## Material shown
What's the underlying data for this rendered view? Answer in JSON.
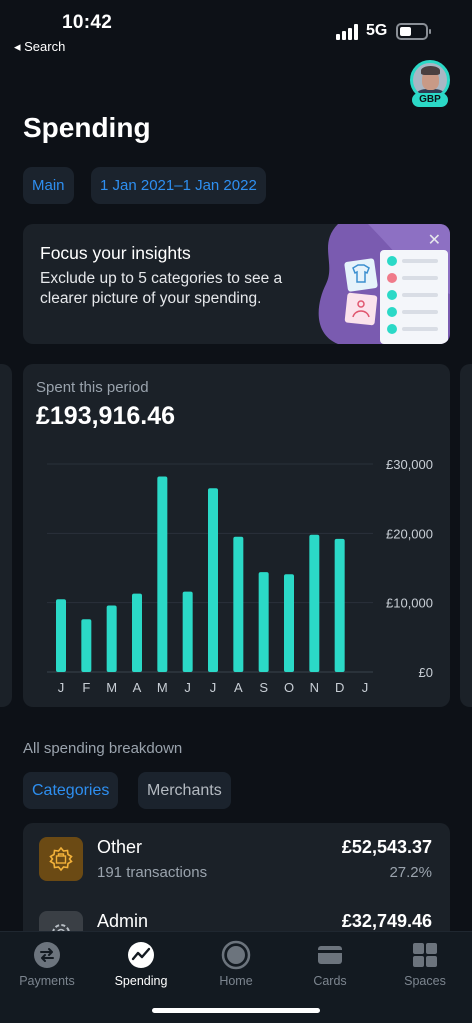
{
  "status_bar": {
    "time": "10:42",
    "back_label": "◂ Search",
    "network": "5G"
  },
  "header": {
    "title": "Spending",
    "currency_badge": "GBP"
  },
  "filters": {
    "account": "Main",
    "date_range": "1 Jan 2021–1 Jan 2022"
  },
  "insight_card": {
    "title": "Focus your insights",
    "body": "Exclude up to 5 categories to see a clearer picture of your spending.",
    "close_glyph": "✕"
  },
  "spent_card": {
    "label": "Spent this period",
    "amount": "£193,916.46"
  },
  "chart_data": {
    "type": "bar",
    "categories": [
      "J",
      "F",
      "M",
      "A",
      "M",
      "J",
      "J",
      "A",
      "S",
      "O",
      "N",
      "D",
      "J"
    ],
    "values": [
      10500,
      7600,
      9600,
      11300,
      28200,
      11600,
      26500,
      19500,
      14400,
      14100,
      19800,
      19200,
      null
    ],
    "ylim": [
      0,
      30000
    ],
    "y_ticks": [
      0,
      10000,
      20000,
      30000
    ],
    "y_tick_labels": [
      "£0",
      "£10,000",
      "£20,000",
      "£30,000"
    ],
    "bar_color": "#2bd9c7",
    "grid": true
  },
  "breakdown": {
    "label": "All spending breakdown",
    "tabs": [
      {
        "label": "Categories",
        "active": true
      },
      {
        "label": "Merchants",
        "active": false
      }
    ],
    "rows": [
      {
        "name": "Other",
        "subtitle": "191 transactions",
        "amount": "£52,543.37",
        "percent": "27.2%",
        "icon": "other-category-icon",
        "icon_bg": "#6b4a14",
        "icon_color": "#f3b23a"
      },
      {
        "name": "Admin",
        "subtitle": "",
        "amount": "£32,749.46",
        "percent": "",
        "icon": "admin-gear-icon",
        "icon_bg": "#3a3f45",
        "icon_color": "#b8bec5"
      }
    ]
  },
  "bottom_nav": {
    "items": [
      {
        "label": "Payments",
        "icon": "payments-icon",
        "active": false
      },
      {
        "label": "Spending",
        "icon": "spending-icon",
        "active": true
      },
      {
        "label": "Home",
        "icon": "home-icon",
        "active": false
      },
      {
        "label": "Cards",
        "icon": "cards-icon",
        "active": false
      },
      {
        "label": "Spaces",
        "icon": "spaces-icon",
        "active": false
      }
    ]
  }
}
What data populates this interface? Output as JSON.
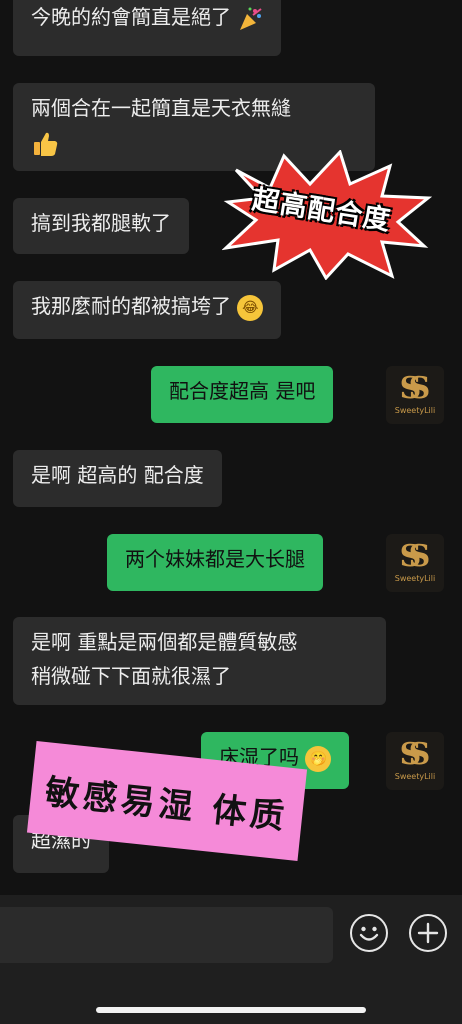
{
  "messages": [
    {
      "side": "in",
      "text": "今晚的約會簡直是絕了",
      "emoji": "party-popper"
    },
    {
      "side": "in",
      "line1": "兩個合在一起簡直是天衣無縫",
      "emoji": "thumbs-up"
    },
    {
      "side": "in",
      "text": "搞到我都腿軟了"
    },
    {
      "side": "in",
      "text": "我那麼耐的都被搞垮了",
      "emoji": "crying-laughing-face"
    },
    {
      "side": "out",
      "text": "配合度超高 是吧"
    },
    {
      "side": "in",
      "text": "是啊 超高的 配合度"
    },
    {
      "side": "out",
      "text": "两个妹妹都是大长腿"
    },
    {
      "side": "in",
      "line1": "是啊 重點是兩個都是體質敏感",
      "line2": "稍微碰下下面就很濕了"
    },
    {
      "side": "out",
      "text": "床湿了吗",
      "emoji": "hand-over-mouth-face"
    },
    {
      "side": "in",
      "text": "超濕的"
    }
  ],
  "avatar": {
    "monogram": "SS",
    "brand": "SweetyLili",
    "color": "#c99a4a"
  },
  "stickers": {
    "burst_text": "超高配合度",
    "pink_text": "敏感易湿 体质"
  },
  "input_bar": {
    "emoji_button": "smiley-icon",
    "add_button": "plus-icon"
  },
  "colors": {
    "background": "#121212",
    "incoming": "#2c2c2c",
    "outgoing": "#2fb760",
    "sticker_red": "#e5342f",
    "sticker_pink": "#f58ad8"
  }
}
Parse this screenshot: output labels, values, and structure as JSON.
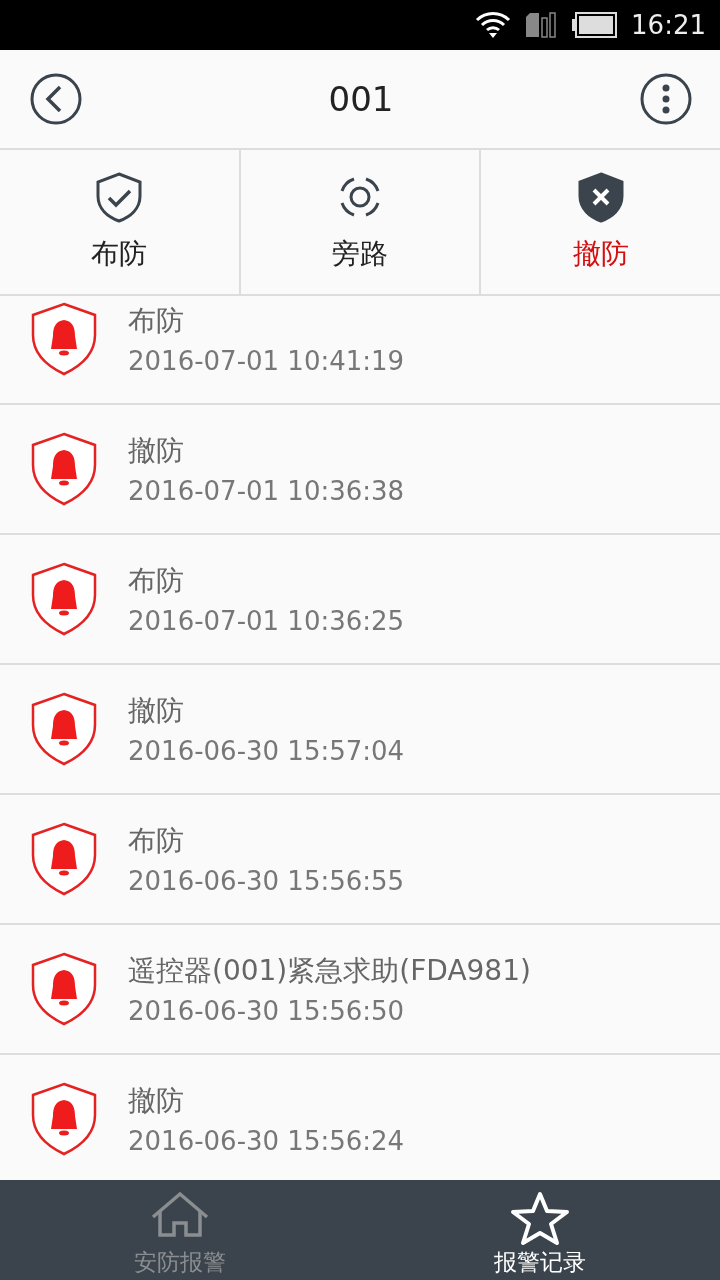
{
  "status_bar": {
    "time": "16:21"
  },
  "header": {
    "title": "001"
  },
  "modes": [
    {
      "kind": "arm",
      "label": "布防",
      "selected": false
    },
    {
      "kind": "bypass",
      "label": "旁路",
      "selected": false
    },
    {
      "kind": "disarm",
      "label": "撤防",
      "selected": true
    }
  ],
  "records": [
    {
      "event": "布防",
      "time": "2016-07-01 10:41:19"
    },
    {
      "event": "撤防",
      "time": "2016-07-01 10:36:38"
    },
    {
      "event": "布防",
      "time": "2016-07-01 10:36:25"
    },
    {
      "event": "撤防",
      "time": "2016-06-30 15:57:04"
    },
    {
      "event": "布防",
      "time": "2016-06-30 15:56:55"
    },
    {
      "event": "遥控器(001)紧急求助(FDA981)",
      "time": "2016-06-30 15:56:50"
    },
    {
      "event": "撤防",
      "time": "2016-06-30 15:56:24"
    }
  ],
  "nav": [
    {
      "kind": "home",
      "label": "安防报警",
      "selected": false
    },
    {
      "kind": "star",
      "label": "报警记录",
      "selected": true
    }
  ]
}
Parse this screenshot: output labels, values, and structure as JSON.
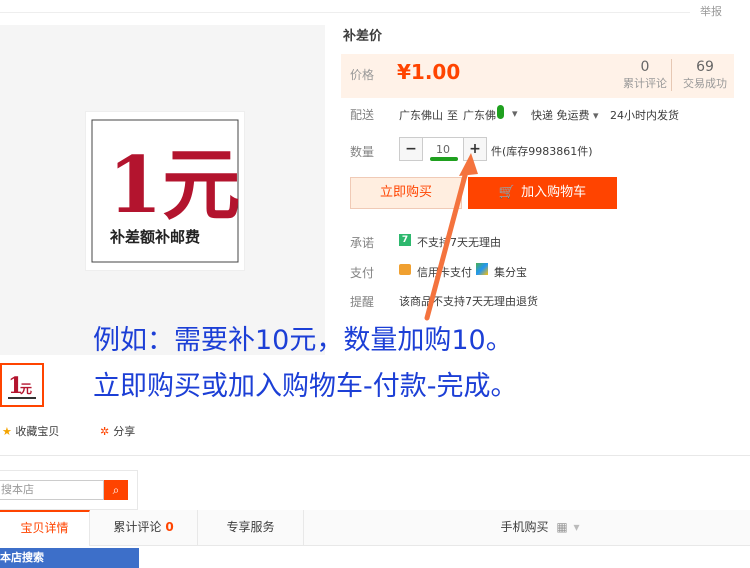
{
  "header": {
    "report": "举报"
  },
  "product": {
    "title": "补差价",
    "image_text": {
      "big": "1元",
      "caption": "补差额补邮费"
    }
  },
  "price": {
    "label": "价格",
    "value": "¥1.00"
  },
  "stats": {
    "reviews": {
      "count": "0",
      "label": "累计评论"
    },
    "sales": {
      "count": "69",
      "label": "交易成功"
    }
  },
  "delivery": {
    "label": "配送",
    "from": "广东佛山",
    "to_word": "至",
    "dest": "广东佛",
    "express": "快递 免运费",
    "ship_time": "24小时内发货"
  },
  "quantity": {
    "label": "数量",
    "value": "10",
    "minus": "−",
    "plus": "+",
    "stock": "件(库存9983861件)"
  },
  "buttons": {
    "buy_now": "立即购买",
    "add_cart": "加入购物车"
  },
  "promise": {
    "label": "承诺",
    "icon_text": "7",
    "text": "不支持7天无理由"
  },
  "payment": {
    "label": "支付",
    "method1": "信用卡支付",
    "method2": "集分宝"
  },
  "reminder": {
    "label": "提醒",
    "text": "该商品不支持7天无理由退货"
  },
  "annotation": {
    "line1": "例如：需要补10元，数量加购10。",
    "line2": "立即购买或加入购物车-付款-完成。"
  },
  "actions": {
    "favorite": "收藏宝贝",
    "share": "分享"
  },
  "shop_search": {
    "placeholder": "搜本店",
    "section": "本店搜索"
  },
  "tabs": {
    "details": "宝贝详情",
    "reviews": "累计评论",
    "reviews_count": "0",
    "service": "专享服务",
    "mobile": "手机购买"
  },
  "colors": {
    "accent": "#ff4400",
    "annotation": "#1c3fd6",
    "highlight": "#1fa01f",
    "arrow": "#f4733e"
  }
}
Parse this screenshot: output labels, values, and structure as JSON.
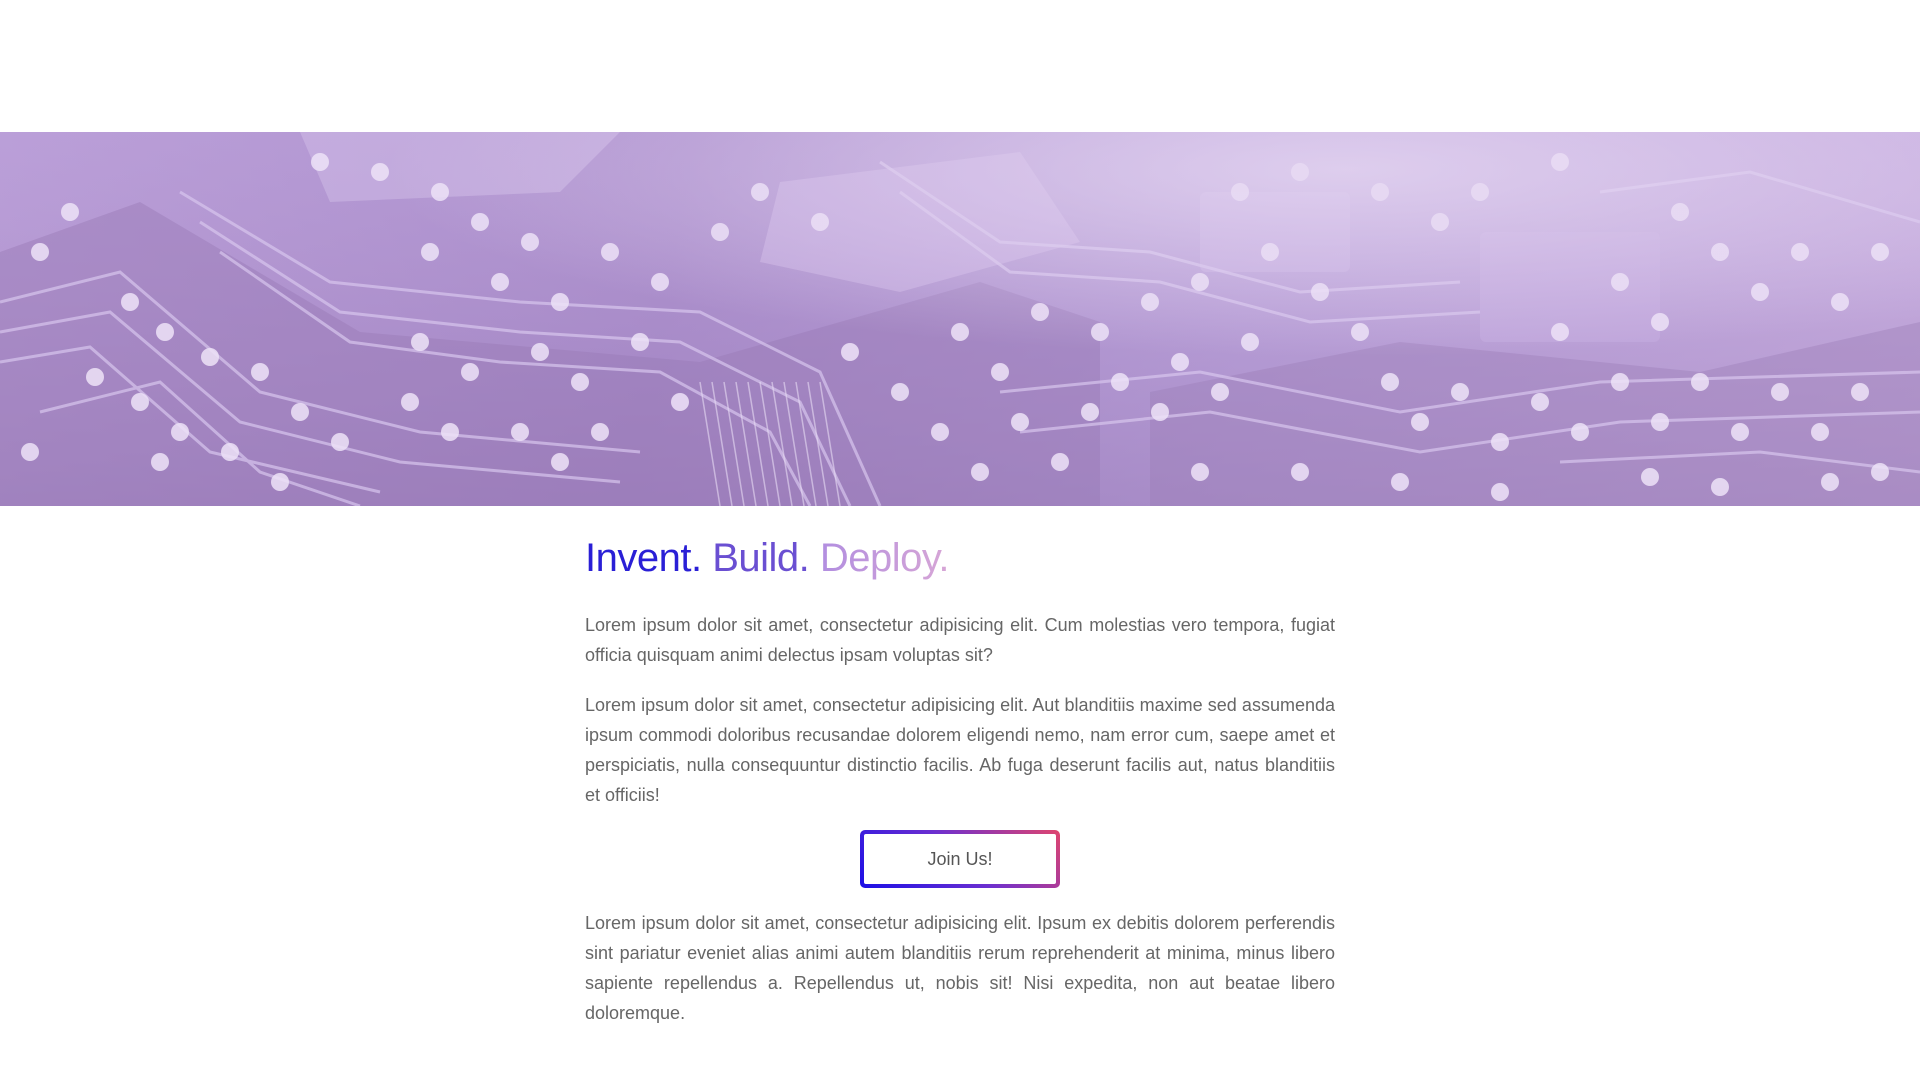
{
  "hero": {
    "image": "circuit-board-photo",
    "tint_color": "#b79bd6"
  },
  "headline": {
    "word1": "Invent.",
    "word2": "Build.",
    "word3": "Deploy.",
    "colors": [
      "#2a1fd6",
      "#6a4fd2",
      "#c89bde"
    ]
  },
  "paragraphs": {
    "p1": "Lorem ipsum dolor sit amet, consectetur adipisicing elit. Cum molestias vero tempora, fugiat officia quisquam animi delectus ipsam voluptas sit?",
    "p2": "Lorem ipsum dolor sit amet, consectetur adipisicing elit. Aut blanditiis maxime sed assumenda ipsum commodi doloribus recusandae dolorem eligendi nemo, nam error cum, saepe amet et perspiciatis, nulla consequuntur distinctio facilis. Ab fuga deserunt facilis aut, natus blanditiis et officiis!",
    "p3": "Lorem ipsum dolor sit amet, consectetur adipisicing elit. Ipsum ex debitis dolorem perferendis sint pariatur eveniet alias animi autem blanditiis rerum reprehenderit at minima, minus libero sapiente repellendus a. Repellendus ut, nobis sit! Nisi expedita, non aut beatae libero doloremque."
  },
  "cta": {
    "label": "Join Us!",
    "border_gradient": [
      "#1b0fe6",
      "#6b2fd0",
      "#e0456e"
    ]
  }
}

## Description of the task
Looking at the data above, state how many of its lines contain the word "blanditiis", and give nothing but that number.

## Reply to the exercise
2